§ **Dataset records**
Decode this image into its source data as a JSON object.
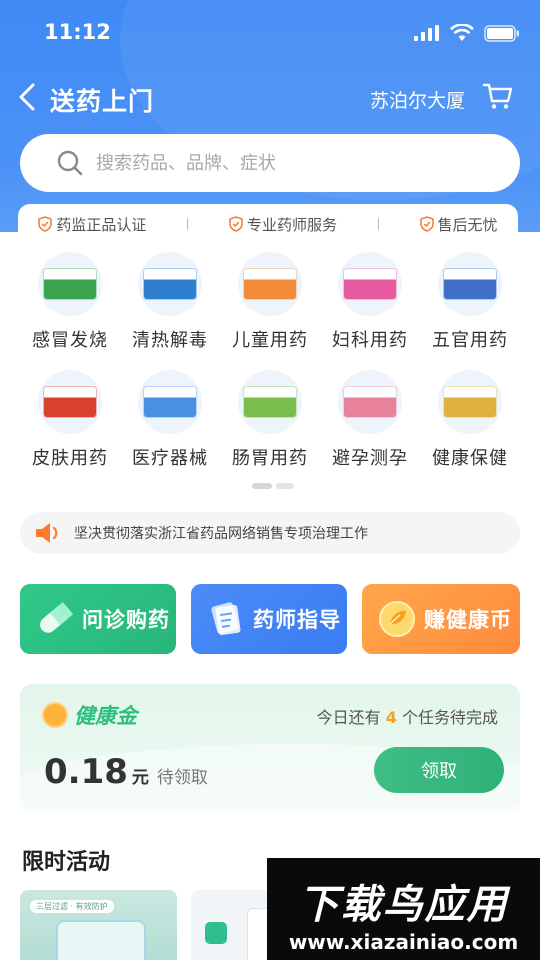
{
  "status_bar": {
    "time": "11:12"
  },
  "nav": {
    "title": "送药上门",
    "location": "苏泊尔大厦"
  },
  "search": {
    "placeholder": "搜索药品、品牌、症状"
  },
  "trust": [
    "药监正品认证",
    "专业药师服务",
    "售后无忧"
  ],
  "categories": [
    {
      "label": "感冒发烧",
      "icon": "cold-fever-medicine-icon",
      "color": "#3aa44f"
    },
    {
      "label": "清热解毒",
      "icon": "detox-medicine-icon",
      "color": "#2f7fd1"
    },
    {
      "label": "儿童用药",
      "icon": "children-medicine-icon",
      "color": "#f28a3a"
    },
    {
      "label": "妇科用药",
      "icon": "gynecology-medicine-icon",
      "color": "#e85aa0"
    },
    {
      "label": "五官用药",
      "icon": "ent-medicine-icon",
      "color": "#3f6fc8"
    },
    {
      "label": "皮肤用药",
      "icon": "skin-medicine-icon",
      "color": "#d8412e"
    },
    {
      "label": "医疗器械",
      "icon": "medical-device-icon",
      "color": "#4a90e2"
    },
    {
      "label": "肠胃用药",
      "icon": "stomach-medicine-icon",
      "color": "#7bbd4a"
    },
    {
      "label": "避孕测孕",
      "icon": "pregnancy-test-icon",
      "color": "#e8829c"
    },
    {
      "label": "健康保健",
      "icon": "health-supplement-icon",
      "color": "#e0b040"
    }
  ],
  "notice": {
    "text": "坚决贯彻落实浙江省药品网络销售专项治理工作"
  },
  "quick_actions": [
    {
      "label": "问诊购药",
      "icon": "pill-icon"
    },
    {
      "label": "药师指导",
      "icon": "document-icon"
    },
    {
      "label": "赚健康币",
      "icon": "coin-icon"
    }
  ],
  "health_gold": {
    "name": "健康金",
    "task_prefix": "今日还有",
    "task_count": "4",
    "task_suffix": "个任务待完成",
    "amount": "0.18",
    "unit": "元",
    "status": "待领取",
    "button": "领取"
  },
  "section_title": "限时活动",
  "promo_tag": "三层过滤 · 有效防护",
  "watermark": {
    "title": "下载鸟应用",
    "url": "www.xiazainiao.com"
  },
  "colors": {
    "primary": "#3f8af5",
    "green": "#2eb178",
    "orange": "#ff8a3d"
  }
}
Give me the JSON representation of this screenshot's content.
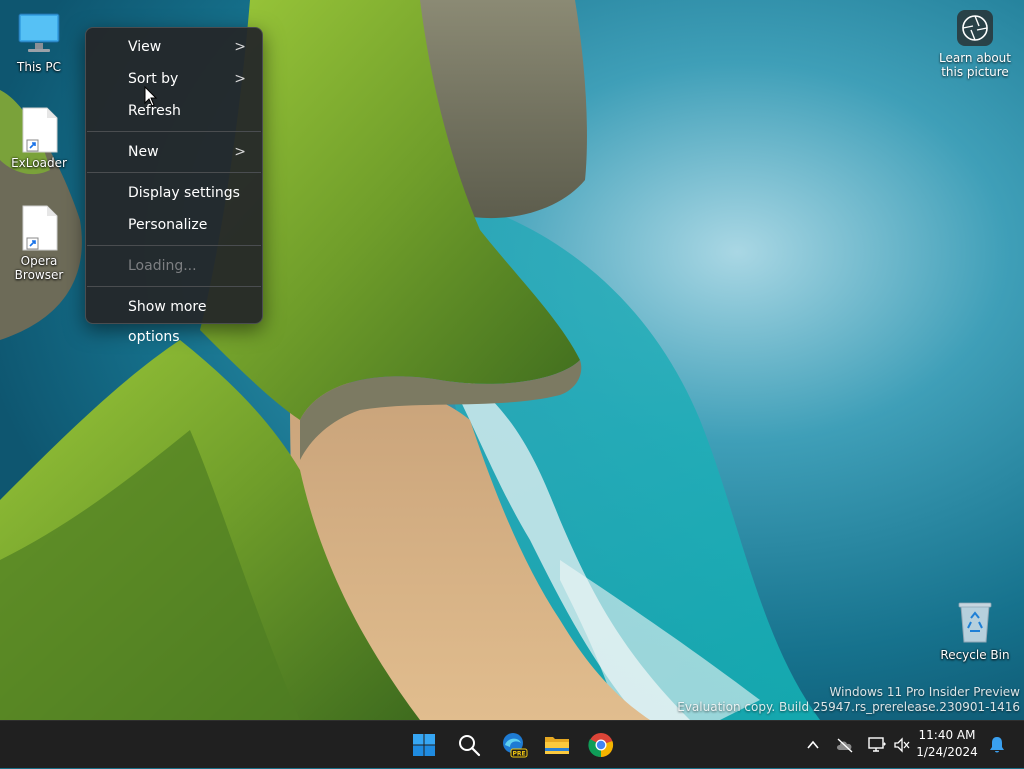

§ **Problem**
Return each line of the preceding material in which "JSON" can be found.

§ **Solved problem**
Decode this image into its source data as a JSON object.
Give me the JSON representation of this screenshot's content.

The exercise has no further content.